Julietta Harvey writes: As to methodology, Mr Gage also says: ‘Following the example of Thucydides, “I put into the mouth of each speaker the sentiments proper to the occasion, expressed as I thought he would be likely to express them.” To bring characters in the book to life, I have sometimes described their thoughts and feelings as well as their actions.’ In a text consisting of edited, unidentified tape-transcripts augmented by unsignalled improvisations – in which no checkable source is given for any of the ‘facts’ – how is the reader to know where fiction stops and truth begins? Mr Gage seeks to combine the authority of history and the liberty of fiction without recognising their distinct responsibilities.

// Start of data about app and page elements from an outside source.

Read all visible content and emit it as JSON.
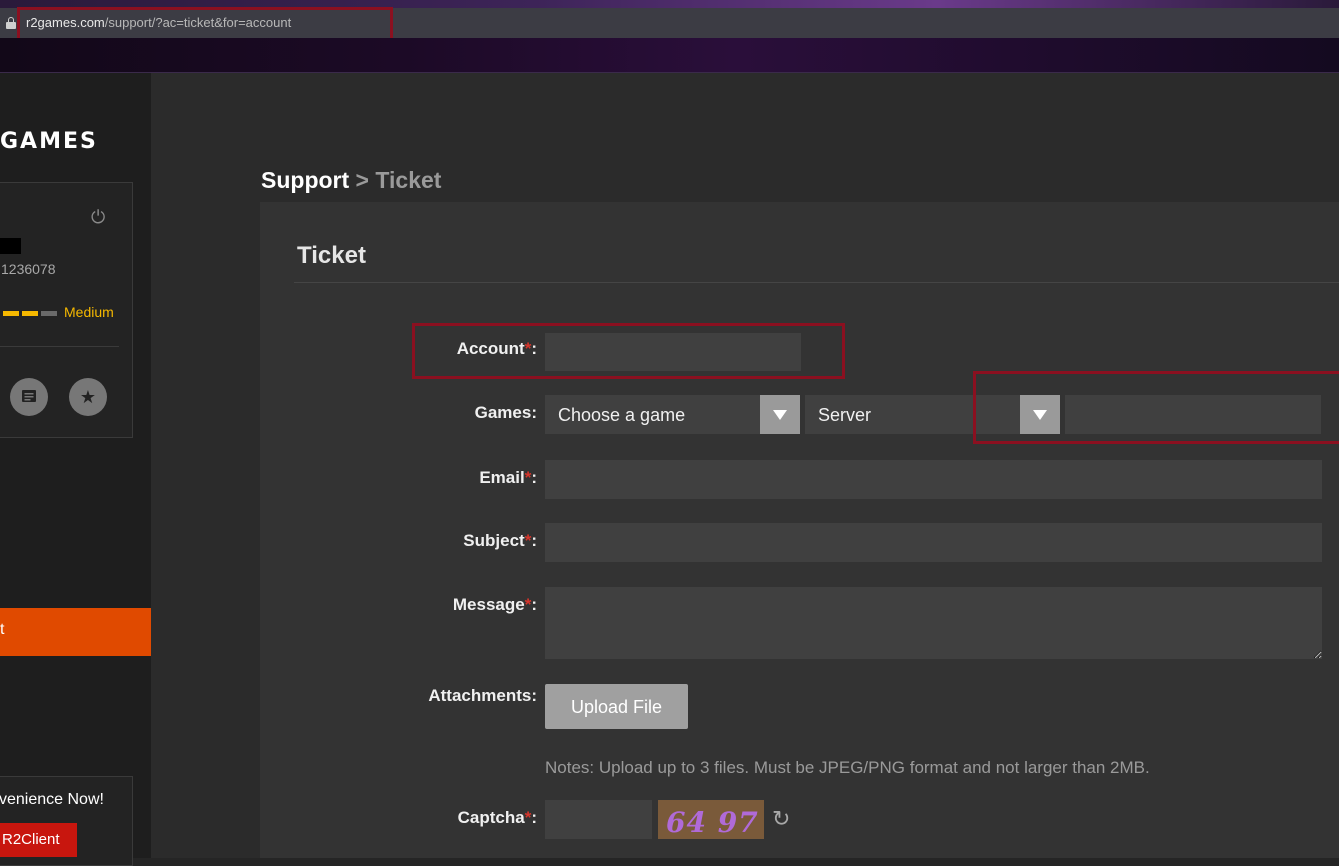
{
  "browser": {
    "url_host": "r2games.com",
    "url_path": "/support/?ac=ticket&for=account"
  },
  "sidebar": {
    "logo": "GAMES",
    "user_id": "1236078",
    "strength_label": "Medium",
    "active_item": "t",
    "promo_text": "venience Now!",
    "promo_button": "R2Client"
  },
  "breadcrumb": {
    "root": "Support",
    "separator": ">",
    "current": "Ticket"
  },
  "form": {
    "title": "Ticket",
    "account_label": "Account",
    "games_label": "Games",
    "email_label": "Email",
    "subject_label": "Subject",
    "message_label": "Message",
    "attachments_label": "Attachments",
    "captcha_label": "Captcha",
    "required_mark": "*",
    "colon": ":",
    "game_select": "Choose a game",
    "server_select": "Server",
    "upload_button": "Upload File",
    "notes": "Notes: Upload up to 3 files. Must be JPEG/PNG format and not larger than 2MB.",
    "captcha_text": "64 97"
  },
  "colors": {
    "accent_orange": "#e04a00",
    "required": "#d9352b",
    "highlight": "#8b1020",
    "strength": "#f5b800"
  }
}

Of course Mr Gage attempts to portray the civil war: not only are the events in Lia described with an implication of their typicality, but every chapter in the book is prefaced with an account of the general history of Greece at that point. It is important for such a portrayal to be impartial, accurate and documented. Mr Sheil does not help Mr Gage when he claims both that the book is ‘thorough’ and ‘accurate’, and that ‘nobody who has suffered the murder of his mother … could expect to be completely objective about the circumstances.’ On the subject of Eleni, the reader of my review may see that Mr Sheil misrepresents my point, argument and very words. What I said was that Eleni ‘must have been a tough, shrewd, brave woman’ free from the ‘self-involved sentimentality’ her son imposes on her. I drew attention to those few places in the book which give glimpses of a much more plausible and interesting woman than the saintly archetype Mr Gage is bent on presenting; and I indicated the complexity of passions and fears on both sides that create the atrocities, and the tragedy, of a civil war. (I concede that the mule took a week to die, following Eleni’s ‘blind’ hurling of stones at it.) I don’t regard it as sentimental for an eight-year-old boy to call his mother ‘mother’ – but the book is not written by an eight-year-old: it is written by a successful author, who attacks with adult vengefulness, and who cannot simply hide from criticism behind the wounded child. Nor did I mind the sprinklings of Classical antiquity (Antigone, Clytemnestra) at the end of the book – it’s common practice when exporting Greece.